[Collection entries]
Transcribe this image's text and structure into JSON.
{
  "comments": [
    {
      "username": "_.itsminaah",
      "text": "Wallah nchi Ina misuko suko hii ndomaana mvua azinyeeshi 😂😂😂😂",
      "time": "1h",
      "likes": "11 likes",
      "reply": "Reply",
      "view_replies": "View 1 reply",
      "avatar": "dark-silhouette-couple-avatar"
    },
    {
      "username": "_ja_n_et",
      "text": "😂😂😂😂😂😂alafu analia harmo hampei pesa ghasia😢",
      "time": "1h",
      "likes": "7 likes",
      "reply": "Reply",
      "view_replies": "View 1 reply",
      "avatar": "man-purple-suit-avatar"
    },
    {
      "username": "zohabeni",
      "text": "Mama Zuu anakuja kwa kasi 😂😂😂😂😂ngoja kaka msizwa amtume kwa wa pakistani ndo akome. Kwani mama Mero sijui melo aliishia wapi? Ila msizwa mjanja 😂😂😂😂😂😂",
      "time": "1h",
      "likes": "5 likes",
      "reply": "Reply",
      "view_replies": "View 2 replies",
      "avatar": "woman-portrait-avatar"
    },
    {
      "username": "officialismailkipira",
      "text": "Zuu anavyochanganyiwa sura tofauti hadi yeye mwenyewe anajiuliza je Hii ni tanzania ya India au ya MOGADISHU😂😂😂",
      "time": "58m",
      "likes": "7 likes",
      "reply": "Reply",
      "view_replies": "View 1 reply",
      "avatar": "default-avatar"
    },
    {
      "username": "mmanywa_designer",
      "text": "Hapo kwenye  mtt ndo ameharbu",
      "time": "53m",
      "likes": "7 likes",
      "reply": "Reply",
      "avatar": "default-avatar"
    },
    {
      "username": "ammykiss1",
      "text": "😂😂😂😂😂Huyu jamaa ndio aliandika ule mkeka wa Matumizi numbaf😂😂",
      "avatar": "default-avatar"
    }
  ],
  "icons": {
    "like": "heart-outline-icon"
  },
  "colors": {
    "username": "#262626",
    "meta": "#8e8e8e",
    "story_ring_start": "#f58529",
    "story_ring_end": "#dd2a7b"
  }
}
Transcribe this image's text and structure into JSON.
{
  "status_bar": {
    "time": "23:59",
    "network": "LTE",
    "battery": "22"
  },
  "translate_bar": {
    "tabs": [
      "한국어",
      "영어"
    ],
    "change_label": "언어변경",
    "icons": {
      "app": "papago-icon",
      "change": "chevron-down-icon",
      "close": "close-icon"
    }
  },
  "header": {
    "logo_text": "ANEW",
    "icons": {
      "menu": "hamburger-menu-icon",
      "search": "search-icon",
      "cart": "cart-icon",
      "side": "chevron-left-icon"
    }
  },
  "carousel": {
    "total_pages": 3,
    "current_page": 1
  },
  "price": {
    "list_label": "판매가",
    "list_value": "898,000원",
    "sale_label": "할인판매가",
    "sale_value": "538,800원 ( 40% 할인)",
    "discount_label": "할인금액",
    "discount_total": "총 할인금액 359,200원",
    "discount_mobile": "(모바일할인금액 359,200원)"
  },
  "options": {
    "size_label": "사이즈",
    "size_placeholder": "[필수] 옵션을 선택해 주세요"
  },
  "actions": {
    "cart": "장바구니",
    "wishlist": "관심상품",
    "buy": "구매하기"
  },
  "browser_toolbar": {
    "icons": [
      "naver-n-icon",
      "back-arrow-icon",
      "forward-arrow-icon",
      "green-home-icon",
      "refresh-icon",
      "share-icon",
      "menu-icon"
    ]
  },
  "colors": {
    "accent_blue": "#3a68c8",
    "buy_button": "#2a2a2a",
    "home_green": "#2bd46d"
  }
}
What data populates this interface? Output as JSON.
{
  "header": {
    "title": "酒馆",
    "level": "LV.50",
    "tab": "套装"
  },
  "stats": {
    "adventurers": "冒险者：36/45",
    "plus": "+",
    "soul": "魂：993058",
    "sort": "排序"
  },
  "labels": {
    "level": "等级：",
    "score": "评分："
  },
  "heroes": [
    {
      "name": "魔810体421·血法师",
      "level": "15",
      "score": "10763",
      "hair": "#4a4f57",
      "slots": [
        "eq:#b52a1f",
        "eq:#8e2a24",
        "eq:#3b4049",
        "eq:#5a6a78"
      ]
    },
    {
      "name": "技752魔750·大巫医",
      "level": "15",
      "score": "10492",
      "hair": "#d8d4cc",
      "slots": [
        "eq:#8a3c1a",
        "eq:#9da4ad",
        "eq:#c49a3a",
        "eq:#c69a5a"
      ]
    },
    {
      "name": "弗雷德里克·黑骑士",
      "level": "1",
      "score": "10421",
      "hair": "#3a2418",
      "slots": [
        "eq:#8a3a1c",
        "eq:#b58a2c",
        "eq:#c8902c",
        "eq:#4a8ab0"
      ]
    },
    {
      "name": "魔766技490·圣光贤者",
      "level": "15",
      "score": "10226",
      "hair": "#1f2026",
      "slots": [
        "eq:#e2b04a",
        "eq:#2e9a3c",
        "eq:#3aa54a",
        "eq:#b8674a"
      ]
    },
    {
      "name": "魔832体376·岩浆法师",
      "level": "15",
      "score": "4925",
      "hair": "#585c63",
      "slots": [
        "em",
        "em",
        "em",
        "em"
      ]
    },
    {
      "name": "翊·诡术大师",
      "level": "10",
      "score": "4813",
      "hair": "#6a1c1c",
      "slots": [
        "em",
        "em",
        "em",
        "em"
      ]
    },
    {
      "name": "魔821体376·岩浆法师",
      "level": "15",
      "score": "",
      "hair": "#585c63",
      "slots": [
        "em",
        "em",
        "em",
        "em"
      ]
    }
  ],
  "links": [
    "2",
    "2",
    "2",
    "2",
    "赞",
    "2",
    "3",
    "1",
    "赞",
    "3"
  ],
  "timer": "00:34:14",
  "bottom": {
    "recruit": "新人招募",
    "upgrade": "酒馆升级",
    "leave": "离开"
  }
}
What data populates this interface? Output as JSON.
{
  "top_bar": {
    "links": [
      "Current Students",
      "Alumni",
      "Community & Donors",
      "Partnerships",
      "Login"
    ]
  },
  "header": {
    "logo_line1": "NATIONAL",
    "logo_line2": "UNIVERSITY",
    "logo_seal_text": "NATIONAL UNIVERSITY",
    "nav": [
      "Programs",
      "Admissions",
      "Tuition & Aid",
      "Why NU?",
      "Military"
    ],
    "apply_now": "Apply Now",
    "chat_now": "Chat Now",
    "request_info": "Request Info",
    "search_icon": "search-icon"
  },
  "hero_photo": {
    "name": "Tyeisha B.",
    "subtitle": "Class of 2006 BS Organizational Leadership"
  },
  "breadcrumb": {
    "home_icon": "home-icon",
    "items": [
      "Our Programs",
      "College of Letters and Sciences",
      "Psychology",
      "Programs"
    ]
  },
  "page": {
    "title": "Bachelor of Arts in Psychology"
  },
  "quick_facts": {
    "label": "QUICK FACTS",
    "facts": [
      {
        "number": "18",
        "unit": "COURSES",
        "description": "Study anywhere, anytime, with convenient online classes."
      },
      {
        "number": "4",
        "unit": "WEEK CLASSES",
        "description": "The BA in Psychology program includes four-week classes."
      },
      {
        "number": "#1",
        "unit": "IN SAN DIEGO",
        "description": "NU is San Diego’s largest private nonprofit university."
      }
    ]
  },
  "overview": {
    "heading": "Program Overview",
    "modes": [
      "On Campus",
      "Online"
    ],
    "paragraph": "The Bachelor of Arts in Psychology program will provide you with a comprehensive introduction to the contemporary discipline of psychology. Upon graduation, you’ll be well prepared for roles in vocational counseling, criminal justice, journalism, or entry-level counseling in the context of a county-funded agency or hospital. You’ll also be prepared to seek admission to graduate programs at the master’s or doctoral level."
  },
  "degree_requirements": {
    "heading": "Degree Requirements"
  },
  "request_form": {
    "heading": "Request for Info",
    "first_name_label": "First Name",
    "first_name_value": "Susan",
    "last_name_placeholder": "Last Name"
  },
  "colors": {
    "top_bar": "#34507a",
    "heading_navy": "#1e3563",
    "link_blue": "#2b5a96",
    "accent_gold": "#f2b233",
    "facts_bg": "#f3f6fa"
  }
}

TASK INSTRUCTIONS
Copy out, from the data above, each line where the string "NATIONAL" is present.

SOLUTION FOR THIS EXERCISE
    "logo_line1": "NATIONAL",
    "logo_seal_text": "NATIONAL UNIVERSITY",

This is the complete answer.